* _Supplied material_

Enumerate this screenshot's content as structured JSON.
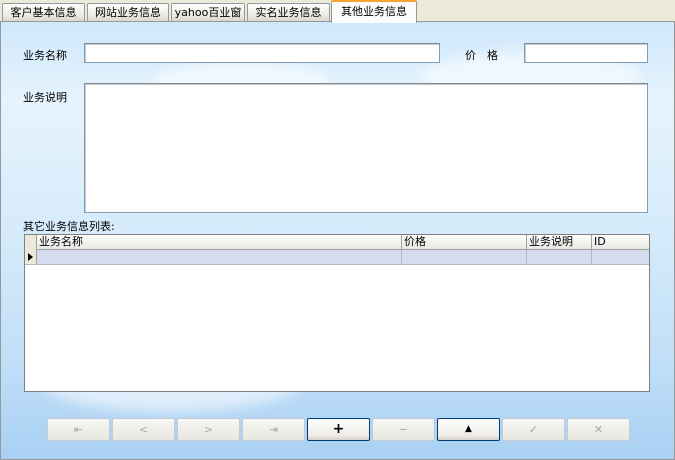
{
  "tabs": [
    {
      "label": "客户基本信息",
      "active": false
    },
    {
      "label": "网站业务信息",
      "active": false
    },
    {
      "label": "yahoo百业窗",
      "active": false
    },
    {
      "label": "实名业务信息",
      "active": false
    },
    {
      "label": "其他业务信息",
      "active": true
    }
  ],
  "form": {
    "name_label": "业务名称",
    "name_value": "",
    "price_label": "价　格",
    "price_value": "",
    "desc_label": "业务说明",
    "desc_value": "",
    "list_label": "其它业务信息列表:"
  },
  "grid": {
    "columns": [
      "业务名称",
      "价格",
      "业务说明",
      "ID"
    ],
    "rows": [
      [
        "",
        "",
        "",
        ""
      ]
    ]
  },
  "navigator": [
    {
      "name": "first",
      "glyph": "⇤",
      "enabled": false
    },
    {
      "name": "prior",
      "glyph": "<",
      "enabled": false
    },
    {
      "name": "next",
      "glyph": ">",
      "enabled": false
    },
    {
      "name": "last",
      "glyph": "⇥",
      "enabled": false
    },
    {
      "name": "insert",
      "glyph": "+",
      "enabled": true
    },
    {
      "name": "delete",
      "glyph": "−",
      "enabled": false
    },
    {
      "name": "edit",
      "glyph": "▲",
      "enabled": true
    },
    {
      "name": "post",
      "glyph": "✓",
      "enabled": false
    },
    {
      "name": "cancel",
      "glyph": "✕",
      "enabled": false
    }
  ]
}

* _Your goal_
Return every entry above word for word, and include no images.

* _Solution_
Enumerate this screenshot's content as structured JSON.
{
  "tabs": [
    {
      "label": "客户基本信息",
      "active": false
    },
    {
      "label": "网站业务信息",
      "active": false
    },
    {
      "label": "yahoo百业窗",
      "active": false
    },
    {
      "label": "实名业务信息",
      "active": false
    },
    {
      "label": "其他业务信息",
      "active": true
    }
  ],
  "form": {
    "name_label": "业务名称",
    "name_value": "",
    "price_label": "价　格",
    "price_value": "",
    "desc_label": "业务说明",
    "desc_value": "",
    "list_label": "其它业务信息列表:"
  },
  "grid": {
    "columns": [
      "业务名称",
      "价格",
      "业务说明",
      "ID"
    ],
    "rows": [
      [
        "",
        "",
        "",
        ""
      ]
    ]
  },
  "navigator": [
    {
      "name": "first",
      "glyph": "⇤",
      "enabled": false
    },
    {
      "name": "prior",
      "glyph": "<",
      "enabled": false
    },
    {
      "name": "next",
      "glyph": ">",
      "enabled": false
    },
    {
      "name": "last",
      "glyph": "⇥",
      "enabled": false
    },
    {
      "name": "insert",
      "glyph": "+",
      "enabled": true
    },
    {
      "name": "delete",
      "glyph": "−",
      "enabled": false
    },
    {
      "name": "edit",
      "glyph": "▲",
      "enabled": true
    },
    {
      "name": "post",
      "glyph": "✓",
      "enabled": false
    },
    {
      "name": "cancel",
      "glyph": "✕",
      "enabled": false
    }
  ]
}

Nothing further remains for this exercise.